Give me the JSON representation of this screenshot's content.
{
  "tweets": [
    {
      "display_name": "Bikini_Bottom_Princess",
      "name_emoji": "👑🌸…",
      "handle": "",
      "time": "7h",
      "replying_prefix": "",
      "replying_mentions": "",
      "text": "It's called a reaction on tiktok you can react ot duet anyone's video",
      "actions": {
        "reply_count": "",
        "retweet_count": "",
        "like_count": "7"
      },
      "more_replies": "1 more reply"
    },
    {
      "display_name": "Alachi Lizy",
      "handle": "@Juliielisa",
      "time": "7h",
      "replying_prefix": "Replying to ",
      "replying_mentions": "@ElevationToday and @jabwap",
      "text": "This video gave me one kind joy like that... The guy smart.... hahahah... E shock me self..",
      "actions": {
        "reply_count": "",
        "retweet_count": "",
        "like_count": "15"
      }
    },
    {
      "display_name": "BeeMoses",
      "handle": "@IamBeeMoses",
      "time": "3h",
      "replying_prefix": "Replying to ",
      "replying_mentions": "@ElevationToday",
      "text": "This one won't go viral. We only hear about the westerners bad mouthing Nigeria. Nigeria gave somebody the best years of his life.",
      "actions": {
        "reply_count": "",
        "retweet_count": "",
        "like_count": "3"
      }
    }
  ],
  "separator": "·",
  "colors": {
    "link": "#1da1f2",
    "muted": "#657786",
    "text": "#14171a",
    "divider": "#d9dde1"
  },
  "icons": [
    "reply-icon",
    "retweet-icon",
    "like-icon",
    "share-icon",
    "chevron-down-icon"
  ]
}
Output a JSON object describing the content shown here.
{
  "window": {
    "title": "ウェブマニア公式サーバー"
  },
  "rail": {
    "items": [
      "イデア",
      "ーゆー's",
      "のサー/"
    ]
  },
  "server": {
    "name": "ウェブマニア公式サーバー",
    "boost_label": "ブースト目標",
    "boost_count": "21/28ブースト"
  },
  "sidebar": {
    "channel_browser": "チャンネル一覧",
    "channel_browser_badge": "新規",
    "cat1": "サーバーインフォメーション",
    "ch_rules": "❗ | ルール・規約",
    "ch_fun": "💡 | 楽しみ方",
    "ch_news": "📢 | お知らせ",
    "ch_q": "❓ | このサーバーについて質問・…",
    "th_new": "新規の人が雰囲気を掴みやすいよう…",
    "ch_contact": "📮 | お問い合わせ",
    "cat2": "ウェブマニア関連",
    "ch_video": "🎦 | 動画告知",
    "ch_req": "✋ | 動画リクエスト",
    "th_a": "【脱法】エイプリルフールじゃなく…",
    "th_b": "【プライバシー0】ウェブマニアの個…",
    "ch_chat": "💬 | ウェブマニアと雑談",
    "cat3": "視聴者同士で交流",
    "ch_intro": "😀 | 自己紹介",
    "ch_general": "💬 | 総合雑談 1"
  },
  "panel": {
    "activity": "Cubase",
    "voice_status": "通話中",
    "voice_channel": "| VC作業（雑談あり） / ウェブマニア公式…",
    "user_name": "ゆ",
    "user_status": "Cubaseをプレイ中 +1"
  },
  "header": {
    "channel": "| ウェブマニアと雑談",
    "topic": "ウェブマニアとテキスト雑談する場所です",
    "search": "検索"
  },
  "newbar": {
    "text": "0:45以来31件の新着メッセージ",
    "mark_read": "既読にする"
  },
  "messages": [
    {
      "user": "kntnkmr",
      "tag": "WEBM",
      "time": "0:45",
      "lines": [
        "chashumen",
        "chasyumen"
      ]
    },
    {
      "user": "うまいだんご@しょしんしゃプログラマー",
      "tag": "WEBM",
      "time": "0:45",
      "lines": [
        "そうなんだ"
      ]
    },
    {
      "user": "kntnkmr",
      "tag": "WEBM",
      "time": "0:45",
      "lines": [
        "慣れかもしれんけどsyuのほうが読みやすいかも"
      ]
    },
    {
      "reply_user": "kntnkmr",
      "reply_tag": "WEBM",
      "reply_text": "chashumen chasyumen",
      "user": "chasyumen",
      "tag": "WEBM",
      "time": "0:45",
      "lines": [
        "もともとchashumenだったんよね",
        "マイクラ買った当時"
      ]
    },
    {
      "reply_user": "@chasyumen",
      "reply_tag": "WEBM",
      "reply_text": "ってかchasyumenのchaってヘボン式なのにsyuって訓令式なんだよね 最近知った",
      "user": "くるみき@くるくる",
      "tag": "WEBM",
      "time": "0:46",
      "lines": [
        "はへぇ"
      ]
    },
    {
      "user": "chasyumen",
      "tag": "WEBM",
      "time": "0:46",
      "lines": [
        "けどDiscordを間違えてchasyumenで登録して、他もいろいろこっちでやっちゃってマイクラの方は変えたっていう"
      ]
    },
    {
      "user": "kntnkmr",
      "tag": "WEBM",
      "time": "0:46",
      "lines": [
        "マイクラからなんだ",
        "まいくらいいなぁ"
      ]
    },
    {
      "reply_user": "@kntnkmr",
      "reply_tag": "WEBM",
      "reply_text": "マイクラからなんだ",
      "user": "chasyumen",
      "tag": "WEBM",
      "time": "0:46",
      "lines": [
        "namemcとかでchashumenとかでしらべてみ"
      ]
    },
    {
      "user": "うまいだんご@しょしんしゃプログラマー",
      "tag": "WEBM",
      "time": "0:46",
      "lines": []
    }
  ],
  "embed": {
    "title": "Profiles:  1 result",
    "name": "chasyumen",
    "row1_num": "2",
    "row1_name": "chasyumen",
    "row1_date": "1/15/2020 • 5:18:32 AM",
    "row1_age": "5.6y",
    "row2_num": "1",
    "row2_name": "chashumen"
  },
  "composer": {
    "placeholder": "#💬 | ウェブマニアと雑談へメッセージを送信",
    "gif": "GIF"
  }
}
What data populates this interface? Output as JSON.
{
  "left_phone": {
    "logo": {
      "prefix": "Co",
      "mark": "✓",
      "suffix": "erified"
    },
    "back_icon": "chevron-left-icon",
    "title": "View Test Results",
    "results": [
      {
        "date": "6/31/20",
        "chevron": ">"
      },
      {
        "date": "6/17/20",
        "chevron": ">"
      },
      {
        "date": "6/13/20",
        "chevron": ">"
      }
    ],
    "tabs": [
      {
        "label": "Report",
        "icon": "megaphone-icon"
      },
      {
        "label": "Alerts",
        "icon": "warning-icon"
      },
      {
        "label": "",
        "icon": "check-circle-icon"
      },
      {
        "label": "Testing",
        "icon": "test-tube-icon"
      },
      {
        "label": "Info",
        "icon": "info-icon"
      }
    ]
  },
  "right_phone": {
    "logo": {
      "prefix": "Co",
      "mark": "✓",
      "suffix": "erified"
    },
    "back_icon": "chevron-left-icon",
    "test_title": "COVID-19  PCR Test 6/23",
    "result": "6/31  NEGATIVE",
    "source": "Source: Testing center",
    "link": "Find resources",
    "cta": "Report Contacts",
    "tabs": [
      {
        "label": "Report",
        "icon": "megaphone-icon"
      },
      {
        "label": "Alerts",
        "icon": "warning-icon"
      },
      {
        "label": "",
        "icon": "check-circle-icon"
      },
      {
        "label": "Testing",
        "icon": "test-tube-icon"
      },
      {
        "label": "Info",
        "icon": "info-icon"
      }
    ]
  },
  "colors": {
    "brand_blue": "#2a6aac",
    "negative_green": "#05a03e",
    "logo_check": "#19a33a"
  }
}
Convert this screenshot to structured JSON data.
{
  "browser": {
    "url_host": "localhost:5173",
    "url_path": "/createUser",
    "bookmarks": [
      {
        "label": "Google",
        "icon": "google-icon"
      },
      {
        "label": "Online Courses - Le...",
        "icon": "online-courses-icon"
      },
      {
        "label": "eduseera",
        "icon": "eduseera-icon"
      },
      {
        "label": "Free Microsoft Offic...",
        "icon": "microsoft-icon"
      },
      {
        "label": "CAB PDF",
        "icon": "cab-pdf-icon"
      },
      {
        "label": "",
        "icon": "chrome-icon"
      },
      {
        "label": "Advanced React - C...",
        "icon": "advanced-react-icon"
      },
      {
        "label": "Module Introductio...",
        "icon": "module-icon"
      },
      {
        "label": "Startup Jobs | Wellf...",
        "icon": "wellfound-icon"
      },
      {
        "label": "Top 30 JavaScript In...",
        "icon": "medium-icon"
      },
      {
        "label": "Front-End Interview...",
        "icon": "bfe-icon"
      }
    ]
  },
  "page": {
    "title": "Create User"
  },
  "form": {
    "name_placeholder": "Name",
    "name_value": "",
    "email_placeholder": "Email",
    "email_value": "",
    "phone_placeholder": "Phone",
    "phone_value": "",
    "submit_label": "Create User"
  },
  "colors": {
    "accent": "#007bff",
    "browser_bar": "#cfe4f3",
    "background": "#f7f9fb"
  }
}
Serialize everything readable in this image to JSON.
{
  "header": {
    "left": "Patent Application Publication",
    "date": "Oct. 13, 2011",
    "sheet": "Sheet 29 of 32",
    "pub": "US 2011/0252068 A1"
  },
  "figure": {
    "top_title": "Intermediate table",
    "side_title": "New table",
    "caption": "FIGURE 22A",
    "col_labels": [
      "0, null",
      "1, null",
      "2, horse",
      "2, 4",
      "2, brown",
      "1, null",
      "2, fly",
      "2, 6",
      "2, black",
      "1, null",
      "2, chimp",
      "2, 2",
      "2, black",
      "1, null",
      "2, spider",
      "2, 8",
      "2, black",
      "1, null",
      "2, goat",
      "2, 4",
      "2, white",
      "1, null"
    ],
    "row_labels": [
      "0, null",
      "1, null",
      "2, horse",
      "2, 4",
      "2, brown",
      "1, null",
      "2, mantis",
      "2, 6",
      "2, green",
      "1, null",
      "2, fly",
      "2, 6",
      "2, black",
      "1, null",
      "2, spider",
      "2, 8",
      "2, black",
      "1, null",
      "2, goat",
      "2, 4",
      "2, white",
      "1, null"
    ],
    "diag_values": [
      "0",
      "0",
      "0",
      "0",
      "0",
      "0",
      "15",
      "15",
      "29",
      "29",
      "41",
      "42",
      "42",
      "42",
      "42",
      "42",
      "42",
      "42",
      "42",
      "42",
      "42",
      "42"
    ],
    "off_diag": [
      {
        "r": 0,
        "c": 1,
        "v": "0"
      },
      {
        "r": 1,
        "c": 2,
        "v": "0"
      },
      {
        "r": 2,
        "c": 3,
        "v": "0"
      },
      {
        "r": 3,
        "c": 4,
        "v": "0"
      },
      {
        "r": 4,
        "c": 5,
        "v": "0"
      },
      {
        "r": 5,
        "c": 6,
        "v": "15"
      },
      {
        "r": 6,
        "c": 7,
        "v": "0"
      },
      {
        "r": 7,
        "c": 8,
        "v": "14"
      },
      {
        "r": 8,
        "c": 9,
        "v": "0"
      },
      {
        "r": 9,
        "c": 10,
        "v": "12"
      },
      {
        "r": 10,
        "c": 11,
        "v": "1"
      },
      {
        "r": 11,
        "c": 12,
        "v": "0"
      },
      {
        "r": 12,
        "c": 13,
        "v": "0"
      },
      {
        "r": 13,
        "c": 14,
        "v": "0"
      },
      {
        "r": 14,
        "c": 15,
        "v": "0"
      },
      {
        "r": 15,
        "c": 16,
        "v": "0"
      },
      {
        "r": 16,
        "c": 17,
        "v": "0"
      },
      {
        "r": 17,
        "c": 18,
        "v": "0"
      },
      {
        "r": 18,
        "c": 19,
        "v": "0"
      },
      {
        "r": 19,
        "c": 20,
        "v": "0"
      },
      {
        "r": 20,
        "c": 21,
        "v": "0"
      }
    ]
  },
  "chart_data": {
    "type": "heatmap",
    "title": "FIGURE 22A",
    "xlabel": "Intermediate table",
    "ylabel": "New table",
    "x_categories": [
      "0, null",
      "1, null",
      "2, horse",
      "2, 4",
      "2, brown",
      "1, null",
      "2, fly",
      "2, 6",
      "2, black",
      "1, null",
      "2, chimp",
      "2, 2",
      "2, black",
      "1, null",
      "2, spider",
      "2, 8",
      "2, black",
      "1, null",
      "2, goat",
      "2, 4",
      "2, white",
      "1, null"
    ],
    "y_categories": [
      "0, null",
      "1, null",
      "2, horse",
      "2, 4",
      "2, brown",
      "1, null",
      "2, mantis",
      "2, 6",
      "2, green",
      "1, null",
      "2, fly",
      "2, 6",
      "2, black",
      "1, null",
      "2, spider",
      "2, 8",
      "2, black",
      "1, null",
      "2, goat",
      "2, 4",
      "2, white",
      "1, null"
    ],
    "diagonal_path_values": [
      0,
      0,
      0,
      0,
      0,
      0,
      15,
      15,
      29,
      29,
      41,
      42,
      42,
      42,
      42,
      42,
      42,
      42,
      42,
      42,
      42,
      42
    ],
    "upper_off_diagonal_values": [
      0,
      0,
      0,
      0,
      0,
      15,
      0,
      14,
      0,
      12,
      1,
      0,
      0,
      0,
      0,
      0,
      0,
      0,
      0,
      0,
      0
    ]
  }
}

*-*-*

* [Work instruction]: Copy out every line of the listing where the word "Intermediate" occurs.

* [Solution for this task]:
    "top_title": "Intermediate table",
    "xlabel": "Intermediate table",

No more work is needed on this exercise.